• EXERCISE GOAL
Word for word, reproduce each line of the data below, omitting every image.
====== RECORDS SHOWN ======
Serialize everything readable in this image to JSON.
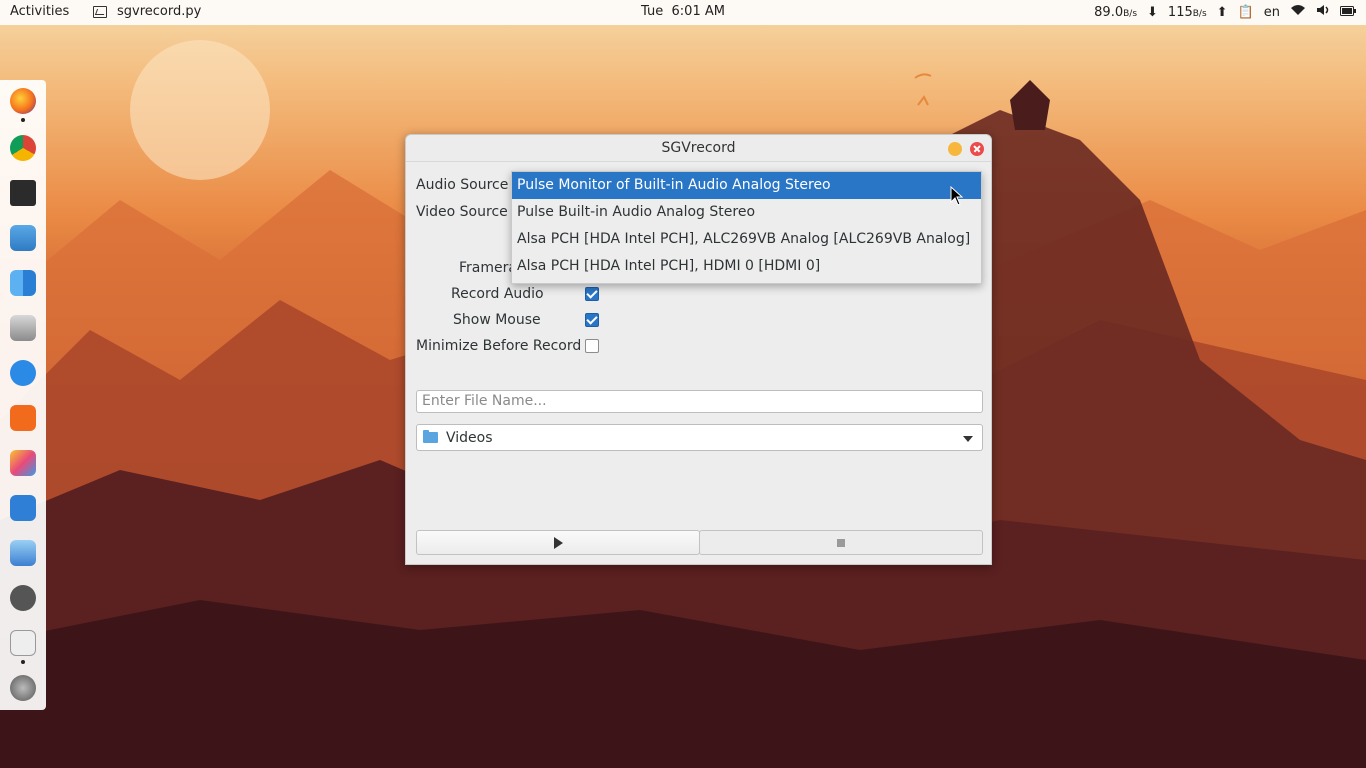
{
  "topbar": {
    "activities": "Activities",
    "app_name": "sgvrecord.py",
    "day": "Tue",
    "time": "6:01 AM",
    "download_speed": "89.0",
    "download_unit": "B/s",
    "upload_speed": "115",
    "upload_unit": "B/s",
    "language": "en"
  },
  "dock": {
    "items": [
      "firefox-icon",
      "chrome-icon",
      "terminal-icon",
      "map-icon",
      "finder-icon",
      "disk-icon",
      "app-store-icon",
      "audacity-icon",
      "paint-icon",
      "network-icon",
      "files-icon",
      "settings-icon",
      "empty-icon",
      "launchpad-icon"
    ]
  },
  "window": {
    "title": "SGVrecord",
    "audio_source_label": "Audio Source",
    "video_source_label": "Video Source",
    "framerate_label": "Framera",
    "record_audio_label": "Record Audio",
    "record_audio_checked": true,
    "show_mouse_label": "Show Mouse",
    "show_mouse_checked": true,
    "minimize_label": "Minimize Before Record",
    "minimize_checked": false,
    "filename_placeholder": "Enter File Name...",
    "folder": "Videos"
  },
  "audio_dropdown": {
    "options": [
      "Pulse Monitor of Built-in Audio Analog Stereo",
      "Pulse Built-in Audio Analog Stereo",
      "Alsa PCH [HDA Intel PCH], ALC269VB Analog [ALC269VB Analog]",
      "Alsa PCH [HDA Intel PCH], HDMI 0 [HDMI 0]"
    ],
    "selected_index": 0
  },
  "colors": {
    "accent": "#2a76c6",
    "close": "#ed4b4b",
    "minimize": "#f6b73c"
  }
}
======
• SOLUTION FOR THIS PROBLEM
Serialize everything readable in this image to JSON.
{
  "topbar": {
    "activities": "Activities",
    "app_name": "sgvrecord.py",
    "day": "Tue",
    "time": "6:01 AM",
    "download_speed": "89.0",
    "download_unit": "B/s",
    "upload_speed": "115",
    "upload_unit": "B/s",
    "language": "en"
  },
  "dock": {
    "items": [
      "firefox-icon",
      "chrome-icon",
      "terminal-icon",
      "map-icon",
      "finder-icon",
      "disk-icon",
      "app-store-icon",
      "audacity-icon",
      "paint-icon",
      "network-icon",
      "files-icon",
      "settings-icon",
      "empty-icon",
      "launchpad-icon"
    ]
  },
  "window": {
    "title": "SGVrecord",
    "audio_source_label": "Audio Source",
    "video_source_label": "Video Source",
    "framerate_label": "Framera",
    "record_audio_label": "Record Audio",
    "record_audio_checked": true,
    "show_mouse_label": "Show Mouse",
    "show_mouse_checked": true,
    "minimize_label": "Minimize Before Record",
    "minimize_checked": false,
    "filename_placeholder": "Enter File Name...",
    "folder": "Videos"
  },
  "audio_dropdown": {
    "options": [
      "Pulse Monitor of Built-in Audio Analog Stereo",
      "Pulse Built-in Audio Analog Stereo",
      "Alsa PCH [HDA Intel PCH], ALC269VB Analog [ALC269VB Analog]",
      "Alsa PCH [HDA Intel PCH], HDMI 0 [HDMI 0]"
    ],
    "selected_index": 0
  },
  "colors": {
    "accent": "#2a76c6",
    "close": "#ed4b4b",
    "minimize": "#f6b73c"
  }
}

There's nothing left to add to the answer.